“It’s bizarre. It’s awesome,” Tucker said about musicians choosing to dedicate their careers to Sleater-Kinney’s. “What an honor that somebody would care about our music that much that they want to re-create it.
“That’s every writer’s dream is that your music has that kind of impact on listeners so that they would actually care enough about the songs to re-create them live. That’s a really wonderful thing to hear about your music.”
Boylan’s Sleater-Kinney knowledge now includes tunes from “The Center Won’t Hold.” When writing the album, Tucker, Brownstein and Weiss worked independently of one another, a new technique for the band. Tucker said the distance inspired her to approach her songs with a “proof of concept.”
“There were songs that were like, ‘This is what I’m thinking. This is the world that I would want to get into with this song in terms of melody and the voicing of the character.’ … It was interesting for me as a writer to try approaching it that way.”
In January, Sleater-Kinney announced that they were working on the then-untitled album with Annie Clark, aka St. Vincent. The band initially planned to work with numerous producers but found that Clark was the perfect fit.
“She came out of the gate with so many ideas and enthusiasm, but also her skillset was amazing,” Tucker said. “She had ideas for every part of the song.”
Take “Ruins,” for example. Tucker said she, Brownstein and Weiss were using “basic synth sounds” before Clark suggested making the synth sound “disgusting.” Ten synthesizers later, the band settled on one that made the song sound corrosive and dirty.
“That’s an important thing about working with a producer is having an outside ear that brings a whole other character to the album,” Tucker said. “It provides a leadership role that I think is really important, and Annie is a very natural born leader. That was something we enjoyed about working with her.”
As a whole, “The Center Won’t Hold” is loud, in your face and no holds barred – just as Sleater-Kinney has always been.
“We’ve always been a band that craved your attention and wants to take over your space and wants to be heard. I think this album is no exception,” Tucker said. “We feel like in this cultural moment, especially for women, it’s not a time to be quiet or complacent or step back.
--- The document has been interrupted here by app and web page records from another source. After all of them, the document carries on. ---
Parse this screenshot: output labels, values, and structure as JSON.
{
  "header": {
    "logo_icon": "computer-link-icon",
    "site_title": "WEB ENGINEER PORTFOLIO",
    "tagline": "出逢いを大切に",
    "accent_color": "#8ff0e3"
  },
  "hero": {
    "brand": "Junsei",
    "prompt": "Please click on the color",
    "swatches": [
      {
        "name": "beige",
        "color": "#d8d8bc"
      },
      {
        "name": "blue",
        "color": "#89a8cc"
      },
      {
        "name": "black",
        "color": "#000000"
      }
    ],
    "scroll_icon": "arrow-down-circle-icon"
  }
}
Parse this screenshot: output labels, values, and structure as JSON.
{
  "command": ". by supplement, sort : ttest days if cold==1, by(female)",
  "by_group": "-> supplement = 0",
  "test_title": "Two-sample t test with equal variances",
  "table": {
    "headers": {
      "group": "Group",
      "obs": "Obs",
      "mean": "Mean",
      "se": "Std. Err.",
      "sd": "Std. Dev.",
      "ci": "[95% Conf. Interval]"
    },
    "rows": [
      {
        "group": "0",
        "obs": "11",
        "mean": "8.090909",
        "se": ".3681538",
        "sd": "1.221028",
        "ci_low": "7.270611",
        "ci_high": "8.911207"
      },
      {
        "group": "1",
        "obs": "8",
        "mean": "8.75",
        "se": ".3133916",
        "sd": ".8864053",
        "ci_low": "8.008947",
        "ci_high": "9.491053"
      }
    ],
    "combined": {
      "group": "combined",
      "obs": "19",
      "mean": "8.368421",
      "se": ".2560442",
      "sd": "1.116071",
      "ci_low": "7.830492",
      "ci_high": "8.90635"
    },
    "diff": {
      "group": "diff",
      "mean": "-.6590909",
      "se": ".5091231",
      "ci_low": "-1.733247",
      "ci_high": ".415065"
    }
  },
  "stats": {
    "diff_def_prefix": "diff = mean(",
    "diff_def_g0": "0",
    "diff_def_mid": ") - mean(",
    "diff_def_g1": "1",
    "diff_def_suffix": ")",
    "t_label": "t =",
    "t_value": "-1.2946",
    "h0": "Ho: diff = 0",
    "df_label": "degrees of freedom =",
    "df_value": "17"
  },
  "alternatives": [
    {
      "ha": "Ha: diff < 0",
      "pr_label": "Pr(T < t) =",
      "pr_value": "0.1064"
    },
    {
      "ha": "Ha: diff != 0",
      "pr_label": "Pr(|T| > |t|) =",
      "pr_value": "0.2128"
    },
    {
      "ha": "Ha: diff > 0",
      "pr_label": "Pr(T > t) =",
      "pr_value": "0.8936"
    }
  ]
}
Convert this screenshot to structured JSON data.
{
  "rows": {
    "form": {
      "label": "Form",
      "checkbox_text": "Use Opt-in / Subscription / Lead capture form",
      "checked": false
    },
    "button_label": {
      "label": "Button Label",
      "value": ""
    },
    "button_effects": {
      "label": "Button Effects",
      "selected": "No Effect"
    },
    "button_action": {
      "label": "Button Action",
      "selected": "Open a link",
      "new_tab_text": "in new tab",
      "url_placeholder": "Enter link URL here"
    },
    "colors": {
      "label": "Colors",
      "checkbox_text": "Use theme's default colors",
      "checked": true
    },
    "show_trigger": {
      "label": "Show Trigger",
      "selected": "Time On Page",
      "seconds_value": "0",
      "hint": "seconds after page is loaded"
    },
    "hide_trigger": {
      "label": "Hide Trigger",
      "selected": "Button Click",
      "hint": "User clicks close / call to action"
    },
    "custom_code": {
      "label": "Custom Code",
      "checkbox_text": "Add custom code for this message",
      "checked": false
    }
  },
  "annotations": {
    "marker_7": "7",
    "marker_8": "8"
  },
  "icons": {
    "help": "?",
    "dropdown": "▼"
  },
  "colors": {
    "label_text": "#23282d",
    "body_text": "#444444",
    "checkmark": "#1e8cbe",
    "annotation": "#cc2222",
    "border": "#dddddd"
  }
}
“It’s time to be really loud and make ourselves heard and try to change as much as we can about what’s happening now in our country.”
|Cache||A hearing is scheduled to take place Monday afternoon on the proposed settlement for the victims of the Merrimack Valley gas explosions.|
|Cache||dear fellow bogleheads, |
i'd like to hear your thoughts about my problem:
my medical group( my employer) changed the STD insurance company as of 1/1/2019.
i became disabled as of 9/1/2019 ,and will be for probably for 3 months.
when i applied for STD benefits i was told that there is a clause that absolves the insurance from paying if there are preexisting conditions with in the 12 months preceding the file of my claim. there are no preexisting conditions .
long story short , they demand to know everything about my medical history over the last year, request hospital records, PCP statements etc etc.
of course not everybody responds right away and the whole saga drags on. meanwhile i am 7 weeks out of work and no payment has been made ,
of course there is always another statement they want about hospitals, doctors or pharmacies.... basically they delaying and dragging their feet
here are my questions:
do STD insurances have the right to demand private medical information ( HIPPAA anyone ?)
can i take them to court for breach of contract?
is there a national / state ( i'm in NM) review board that i can use to file a complaint ?
any other ideas what I can do ? i am getting really upset.
thank you for your thoughts !